The Upper Pond, the largest, was originally the fish pond for Shipton Court and the island in the middle provides protection for the wild ducks. From the Upper Pond the water flows down the recently renovated stone-lined rill into the Round Pond – actually it is not round but elliptical, it appears ‘round’ if you stand on the bridge over the outlet!

Under the bridge, it falls into the first of the three canals. The middle canal is the shallowest, running gently alongside the path to the second waterfall. Look carefully at this waterfall and you will see that it is edged with Pulmanite, an artificial stone patented by James Pulman in the Victorian period. The lower canal is the deepest, and towards the bottom you will see three fish shelters we recently installed.

The sluice gate at the bottom of the canals allows us to regulate the water levels and to empty the canals for maintenance. The water runs from here down to the site of the old Shipton Mill – where Milton Service Station is today – and then on down to the Evenlode.

The ponds and canals are fed from rain falling on Shipton Downs. The water flows down through the limestone cap and comes out as a spring in the field diagonally opposite the Dog Kennel Lane gate – you can see the source, it is surrounded by a wooden fence in the field. The spring water is very good quality – after all, Shipton Down springs used to supply the whole village!

Sometime in the 1860s, the then Lord Reade in Shipton Court decided to remodel the land at the end of the Lime Avenue. The idea was to turn it into a pleasure garden and walk for visitors and residents of the Court – and to show off a bit!

Constructing ponds and canals as water features was popular in Victorian times. After digging out, the canals were lined with clay and most probably the local sheep were used to ‘puddle’ the clay – stamping it down into shape and making it water tight.
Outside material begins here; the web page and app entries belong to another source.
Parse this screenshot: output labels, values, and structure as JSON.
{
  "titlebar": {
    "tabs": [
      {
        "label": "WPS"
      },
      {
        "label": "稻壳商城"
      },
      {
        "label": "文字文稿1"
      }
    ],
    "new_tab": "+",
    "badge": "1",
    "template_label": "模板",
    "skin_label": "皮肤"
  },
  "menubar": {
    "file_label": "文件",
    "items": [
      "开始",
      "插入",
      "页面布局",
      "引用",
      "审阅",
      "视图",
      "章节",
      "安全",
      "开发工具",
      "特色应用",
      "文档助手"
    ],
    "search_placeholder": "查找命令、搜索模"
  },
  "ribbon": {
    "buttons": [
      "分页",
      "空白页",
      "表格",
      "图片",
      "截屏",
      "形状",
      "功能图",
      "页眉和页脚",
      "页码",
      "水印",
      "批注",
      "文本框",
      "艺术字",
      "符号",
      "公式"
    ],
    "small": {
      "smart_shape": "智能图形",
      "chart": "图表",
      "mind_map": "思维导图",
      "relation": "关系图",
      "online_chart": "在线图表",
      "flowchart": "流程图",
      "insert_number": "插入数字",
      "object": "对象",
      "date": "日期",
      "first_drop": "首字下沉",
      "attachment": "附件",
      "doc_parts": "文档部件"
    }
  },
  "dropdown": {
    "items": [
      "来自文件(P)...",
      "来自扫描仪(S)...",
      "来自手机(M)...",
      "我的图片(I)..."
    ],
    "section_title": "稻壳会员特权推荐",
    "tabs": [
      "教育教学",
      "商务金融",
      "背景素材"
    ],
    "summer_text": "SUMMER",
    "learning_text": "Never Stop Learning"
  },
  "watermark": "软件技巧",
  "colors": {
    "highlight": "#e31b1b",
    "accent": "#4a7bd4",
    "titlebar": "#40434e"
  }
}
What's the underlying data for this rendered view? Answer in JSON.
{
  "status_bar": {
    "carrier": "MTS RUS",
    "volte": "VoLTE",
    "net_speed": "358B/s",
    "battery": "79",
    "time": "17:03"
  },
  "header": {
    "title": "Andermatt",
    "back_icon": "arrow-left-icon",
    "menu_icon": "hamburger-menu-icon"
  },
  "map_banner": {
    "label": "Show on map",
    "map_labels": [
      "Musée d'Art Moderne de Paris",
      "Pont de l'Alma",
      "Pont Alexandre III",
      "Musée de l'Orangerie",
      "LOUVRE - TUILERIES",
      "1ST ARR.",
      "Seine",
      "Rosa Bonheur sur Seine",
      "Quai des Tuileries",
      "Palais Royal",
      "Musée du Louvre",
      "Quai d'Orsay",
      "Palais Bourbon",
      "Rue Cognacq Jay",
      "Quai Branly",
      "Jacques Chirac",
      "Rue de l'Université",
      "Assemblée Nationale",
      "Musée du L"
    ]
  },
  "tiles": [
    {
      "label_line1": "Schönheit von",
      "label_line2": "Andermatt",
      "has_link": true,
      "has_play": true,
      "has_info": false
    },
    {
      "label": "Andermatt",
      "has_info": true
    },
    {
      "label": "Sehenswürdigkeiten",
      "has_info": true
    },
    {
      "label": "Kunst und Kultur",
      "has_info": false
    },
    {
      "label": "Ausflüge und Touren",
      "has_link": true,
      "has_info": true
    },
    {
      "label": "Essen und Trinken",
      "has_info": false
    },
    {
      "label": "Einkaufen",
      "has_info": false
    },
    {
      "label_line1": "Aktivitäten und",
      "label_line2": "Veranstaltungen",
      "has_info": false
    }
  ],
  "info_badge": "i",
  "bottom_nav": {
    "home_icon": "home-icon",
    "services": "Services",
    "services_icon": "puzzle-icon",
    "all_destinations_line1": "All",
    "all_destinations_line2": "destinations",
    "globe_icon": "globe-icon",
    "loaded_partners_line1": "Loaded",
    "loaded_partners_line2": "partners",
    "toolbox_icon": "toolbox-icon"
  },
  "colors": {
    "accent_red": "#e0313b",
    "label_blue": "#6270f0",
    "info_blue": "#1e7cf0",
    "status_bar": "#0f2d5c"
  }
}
A photograph from around 1910 looking down the canals shows a lovely gazebo at the end, from where visitors could look up the full length of the canals and admire the waterfalls.

Today we are conserving the ponds and canals as places of relaxation, restocked with fish in collaboration with the Environment Agency.

Mike Watson

February – March 2019